MATERIAL FOR THIS TASK:
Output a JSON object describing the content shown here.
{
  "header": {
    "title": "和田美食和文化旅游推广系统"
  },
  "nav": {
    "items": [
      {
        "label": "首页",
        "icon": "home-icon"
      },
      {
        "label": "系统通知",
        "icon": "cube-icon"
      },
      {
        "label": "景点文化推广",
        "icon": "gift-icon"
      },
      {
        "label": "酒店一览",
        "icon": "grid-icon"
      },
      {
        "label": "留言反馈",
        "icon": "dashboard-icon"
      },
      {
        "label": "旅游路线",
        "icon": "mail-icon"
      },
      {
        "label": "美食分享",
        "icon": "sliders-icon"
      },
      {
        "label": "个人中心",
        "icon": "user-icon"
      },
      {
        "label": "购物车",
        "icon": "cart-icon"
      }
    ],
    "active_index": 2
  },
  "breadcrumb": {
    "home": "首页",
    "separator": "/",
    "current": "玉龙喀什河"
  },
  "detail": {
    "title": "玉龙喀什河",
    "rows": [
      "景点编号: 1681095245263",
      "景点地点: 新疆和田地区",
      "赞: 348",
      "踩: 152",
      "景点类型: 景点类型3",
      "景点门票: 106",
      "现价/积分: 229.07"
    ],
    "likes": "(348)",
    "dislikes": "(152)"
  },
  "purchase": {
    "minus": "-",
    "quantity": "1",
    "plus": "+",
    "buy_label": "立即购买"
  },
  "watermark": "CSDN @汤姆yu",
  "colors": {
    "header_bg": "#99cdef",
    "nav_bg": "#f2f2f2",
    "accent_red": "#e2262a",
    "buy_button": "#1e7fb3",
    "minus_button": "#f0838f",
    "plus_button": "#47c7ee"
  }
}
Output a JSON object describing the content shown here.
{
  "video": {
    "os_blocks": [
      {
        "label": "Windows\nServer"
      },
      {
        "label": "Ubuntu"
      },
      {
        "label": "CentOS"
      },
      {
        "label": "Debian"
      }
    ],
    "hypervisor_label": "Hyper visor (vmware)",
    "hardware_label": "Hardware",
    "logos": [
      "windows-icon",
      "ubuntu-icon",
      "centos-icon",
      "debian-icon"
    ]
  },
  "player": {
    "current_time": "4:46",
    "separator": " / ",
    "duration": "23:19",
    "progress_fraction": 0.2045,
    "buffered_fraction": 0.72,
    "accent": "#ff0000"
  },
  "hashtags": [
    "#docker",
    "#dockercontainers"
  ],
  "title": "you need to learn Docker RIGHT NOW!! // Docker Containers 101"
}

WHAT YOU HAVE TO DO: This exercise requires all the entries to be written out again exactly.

SOLUTION:
Output a JSON object describing the content shown here.
{
  "header": {
    "title": "和田美食和文化旅游推广系统"
  },
  "nav": {
    "items": [
      {
        "label": "首页",
        "icon": "home-icon"
      },
      {
        "label": "系统通知",
        "icon": "cube-icon"
      },
      {
        "label": "景点文化推广",
        "icon": "gift-icon"
      },
      {
        "label": "酒店一览",
        "icon": "grid-icon"
      },
      {
        "label": "留言反馈",
        "icon": "dashboard-icon"
      },
      {
        "label": "旅游路线",
        "icon": "mail-icon"
      },
      {
        "label": "美食分享",
        "icon": "sliders-icon"
      },
      {
        "label": "个人中心",
        "icon": "user-icon"
      },
      {
        "label": "购物车",
        "icon": "cart-icon"
      }
    ],
    "active_index": 2
  },
  "breadcrumb": {
    "home": "首页",
    "separator": "/",
    "current": "玉龙喀什河"
  },
  "detail": {
    "title": "玉龙喀什河",
    "rows": [
      "景点编号: 1681095245263",
      "景点地点: 新疆和田地区",
      "赞: 348",
      "踩: 152",
      "景点类型: 景点类型3",
      "景点门票: 106",
      "现价/积分: 229.07"
    ],
    "likes": "(348)",
    "dislikes": "(152)"
  },
  "purchase": {
    "minus": "-",
    "quantity": "1",
    "plus": "+",
    "buy_label": "立即购买"
  },
  "watermark": "CSDN @汤姆yu",
  "colors": {
    "header_bg": "#99cdef",
    "nav_bg": "#f2f2f2",
    "accent_red": "#e2262a",
    "buy_button": "#1e7fb3",
    "minus_button": "#f0838f",
    "plus_button": "#47c7ee"
  }
}
Output a JSON object describing the content shown here.
{
  "video": {
    "os_blocks": [
      {
        "label": "Windows\nServer"
      },
      {
        "label": "Ubuntu"
      },
      {
        "label": "CentOS"
      },
      {
        "label": "Debian"
      }
    ],
    "hypervisor_label": "Hyper visor (vmware)",
    "hardware_label": "Hardware",
    "logos": [
      "windows-icon",
      "ubuntu-icon",
      "centos-icon",
      "debian-icon"
    ]
  },
  "player": {
    "current_time": "4:46",
    "separator": " / ",
    "duration": "23:19",
    "progress_fraction": 0.2045,
    "buffered_fraction": 0.72,
    "accent": "#ff0000"
  },
  "hashtags": [
    "#docker",
    "#dockercontainers"
  ],
  "title": "you need to learn Docker RIGHT NOW!! // Docker Containers 101"
}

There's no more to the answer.